Two dogs are trained for the Special Forces Command, two more for the Honorary Battalion, six dogs for the Military Police Regiment and two more are trained for the Customs Directorate of the Ministry of Finance. The training is administered pursuant to the agreement in 2008, between the Ministry of Finance and Ministry of Defence.  The Centre breeds and trains dogs and handlers for the use by the Ministry of Finance.  Following the training the dogs undergo testing and obtain the licence in the duration of one year.  It is followed by regular licencing and evaluation of dogs’ operational and health condition.
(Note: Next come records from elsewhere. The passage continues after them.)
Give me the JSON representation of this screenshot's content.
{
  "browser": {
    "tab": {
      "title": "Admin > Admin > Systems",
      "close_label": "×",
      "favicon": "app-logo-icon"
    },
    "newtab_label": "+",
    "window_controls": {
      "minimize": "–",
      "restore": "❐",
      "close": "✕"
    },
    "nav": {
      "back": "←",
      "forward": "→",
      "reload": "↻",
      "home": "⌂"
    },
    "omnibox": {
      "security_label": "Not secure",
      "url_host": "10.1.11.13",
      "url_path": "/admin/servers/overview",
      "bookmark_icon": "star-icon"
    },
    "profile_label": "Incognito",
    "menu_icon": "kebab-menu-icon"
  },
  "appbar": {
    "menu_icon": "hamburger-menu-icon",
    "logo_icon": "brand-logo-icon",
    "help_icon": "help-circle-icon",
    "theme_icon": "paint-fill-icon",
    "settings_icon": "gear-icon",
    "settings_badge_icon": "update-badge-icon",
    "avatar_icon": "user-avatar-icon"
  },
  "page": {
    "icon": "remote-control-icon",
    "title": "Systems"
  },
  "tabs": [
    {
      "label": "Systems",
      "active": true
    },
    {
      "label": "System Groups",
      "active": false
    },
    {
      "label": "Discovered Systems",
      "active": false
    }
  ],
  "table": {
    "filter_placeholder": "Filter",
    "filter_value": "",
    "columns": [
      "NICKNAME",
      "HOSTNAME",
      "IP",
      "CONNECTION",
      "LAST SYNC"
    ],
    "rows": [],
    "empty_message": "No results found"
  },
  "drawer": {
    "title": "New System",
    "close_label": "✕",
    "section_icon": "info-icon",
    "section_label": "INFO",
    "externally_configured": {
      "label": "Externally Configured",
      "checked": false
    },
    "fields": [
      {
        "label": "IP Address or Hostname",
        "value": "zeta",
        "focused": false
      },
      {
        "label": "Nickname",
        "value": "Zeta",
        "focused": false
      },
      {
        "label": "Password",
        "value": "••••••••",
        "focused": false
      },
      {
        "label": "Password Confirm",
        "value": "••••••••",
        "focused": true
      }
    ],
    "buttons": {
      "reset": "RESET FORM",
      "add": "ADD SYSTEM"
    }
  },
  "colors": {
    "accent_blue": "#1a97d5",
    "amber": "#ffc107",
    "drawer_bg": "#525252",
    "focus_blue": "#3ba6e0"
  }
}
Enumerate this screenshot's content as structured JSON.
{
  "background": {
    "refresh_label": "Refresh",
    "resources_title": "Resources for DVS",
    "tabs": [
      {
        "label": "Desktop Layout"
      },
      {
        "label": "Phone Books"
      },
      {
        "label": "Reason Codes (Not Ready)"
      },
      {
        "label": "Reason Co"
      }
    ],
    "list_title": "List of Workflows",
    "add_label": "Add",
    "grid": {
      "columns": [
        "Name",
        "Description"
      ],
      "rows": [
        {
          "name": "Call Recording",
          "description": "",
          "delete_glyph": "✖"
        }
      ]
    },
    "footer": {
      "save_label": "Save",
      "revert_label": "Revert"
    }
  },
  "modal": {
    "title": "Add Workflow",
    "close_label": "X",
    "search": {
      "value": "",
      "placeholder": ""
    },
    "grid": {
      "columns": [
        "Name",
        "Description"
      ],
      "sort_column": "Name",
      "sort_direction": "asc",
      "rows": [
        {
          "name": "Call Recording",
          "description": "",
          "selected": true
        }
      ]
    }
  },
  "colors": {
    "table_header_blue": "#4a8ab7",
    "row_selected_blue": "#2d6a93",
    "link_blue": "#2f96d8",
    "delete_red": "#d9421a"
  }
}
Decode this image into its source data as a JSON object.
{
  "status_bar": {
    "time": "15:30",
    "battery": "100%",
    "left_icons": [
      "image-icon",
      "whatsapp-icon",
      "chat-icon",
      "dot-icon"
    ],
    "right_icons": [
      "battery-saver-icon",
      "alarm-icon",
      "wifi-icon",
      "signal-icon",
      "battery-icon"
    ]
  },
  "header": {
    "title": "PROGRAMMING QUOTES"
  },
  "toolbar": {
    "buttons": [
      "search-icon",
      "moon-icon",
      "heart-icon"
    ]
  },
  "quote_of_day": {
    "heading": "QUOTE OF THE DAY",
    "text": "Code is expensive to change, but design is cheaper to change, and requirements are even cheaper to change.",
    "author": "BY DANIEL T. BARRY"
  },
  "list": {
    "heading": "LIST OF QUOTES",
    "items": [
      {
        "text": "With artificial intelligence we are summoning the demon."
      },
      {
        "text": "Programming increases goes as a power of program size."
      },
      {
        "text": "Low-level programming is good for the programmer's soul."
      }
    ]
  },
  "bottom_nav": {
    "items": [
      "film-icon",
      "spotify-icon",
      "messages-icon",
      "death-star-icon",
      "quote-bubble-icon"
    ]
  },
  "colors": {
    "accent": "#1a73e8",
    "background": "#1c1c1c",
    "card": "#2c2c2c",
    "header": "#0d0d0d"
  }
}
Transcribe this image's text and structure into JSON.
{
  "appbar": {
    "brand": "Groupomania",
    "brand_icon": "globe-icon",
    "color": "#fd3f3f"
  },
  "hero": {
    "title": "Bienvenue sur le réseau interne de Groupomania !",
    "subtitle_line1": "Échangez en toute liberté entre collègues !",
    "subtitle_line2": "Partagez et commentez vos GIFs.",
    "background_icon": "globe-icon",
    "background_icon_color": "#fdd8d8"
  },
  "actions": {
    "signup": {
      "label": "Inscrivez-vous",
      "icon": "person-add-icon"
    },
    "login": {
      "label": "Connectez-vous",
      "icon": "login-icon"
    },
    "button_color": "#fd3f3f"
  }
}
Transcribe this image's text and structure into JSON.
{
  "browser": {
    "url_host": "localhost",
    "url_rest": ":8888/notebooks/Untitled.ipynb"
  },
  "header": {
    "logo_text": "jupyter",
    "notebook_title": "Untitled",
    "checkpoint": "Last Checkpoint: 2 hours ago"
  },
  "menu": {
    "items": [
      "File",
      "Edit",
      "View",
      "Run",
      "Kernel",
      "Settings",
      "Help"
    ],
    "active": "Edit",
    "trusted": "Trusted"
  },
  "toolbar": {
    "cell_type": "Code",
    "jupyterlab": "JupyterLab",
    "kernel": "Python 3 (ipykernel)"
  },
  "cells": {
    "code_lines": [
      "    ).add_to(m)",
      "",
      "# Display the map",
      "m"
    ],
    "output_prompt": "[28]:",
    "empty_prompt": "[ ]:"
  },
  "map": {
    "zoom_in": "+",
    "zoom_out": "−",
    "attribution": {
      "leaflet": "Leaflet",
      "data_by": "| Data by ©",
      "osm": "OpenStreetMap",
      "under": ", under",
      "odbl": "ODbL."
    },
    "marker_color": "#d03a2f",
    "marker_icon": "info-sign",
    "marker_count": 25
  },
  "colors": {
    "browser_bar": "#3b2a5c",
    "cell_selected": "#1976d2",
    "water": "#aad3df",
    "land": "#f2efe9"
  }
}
Two German Shepherds – Arwen and Dax – detecting tobacco products hidden in vehicles proved the trained dogs’ readiness for their future “duties”.

The female Arwen, although slightly smaller than Dax, successfully detected tobacco and   demonstrated to have prey drive, and also a strong defensive instinct by jumping up on the trainer.

“Arwen is trained for dual purpose – the detection of tobacco products and the detection of explosives. She is a pretty temperament dog. We have demonstrated the internal and external inspection of the vehicle which they will be their duty at the border crossings. Dax is trained to detect drugs and tobacco products and has a very strong prey drive. Their handlers are well-experienced. We have had good and bad moments over the past six months but we successfully resolved all challenges”, says Staff Sergeant Zdenko Mirt, Senior Instructor for Handler and Working Dogs Training of the Centre.

In addition to the ability of two German shepherds trained for the Ministry of Finance, we also witnessed to the trainedness of the Belgian Shepherds Cesar, Demdog and Capo-Sky for the needs of the Special Forces Command, the Honorary Battalion and the Military Police Regiment.

“Cesar is a dog trained for protection and Capo-Sky is also trained in explosives detection”, says 1st Sergeant Silvije Pektorić, the Handlers and Working Dogs Training Platoon CSEL as we watch two protection dogs in an synchronised action aimed at disabling two terrorists in the facility. The dogs undergo training and drills to achieve synchronicity.  It takes a lot of repetition to get the dogs focus each on its target”. The dogs Cesar and Capo-Sky were engaged in a demonstration drill where each dog snatched an arm of the potential attacker and thwarted him in his plans. We also watched the operation of the protective and search dog while determining the identity of an official person.

“Demdog takes position and watches the suspect as the military policeman stops him. In case the suspect resists the identification, the dog is trained to attack him automatically without further order”, says Sergeant Mirt.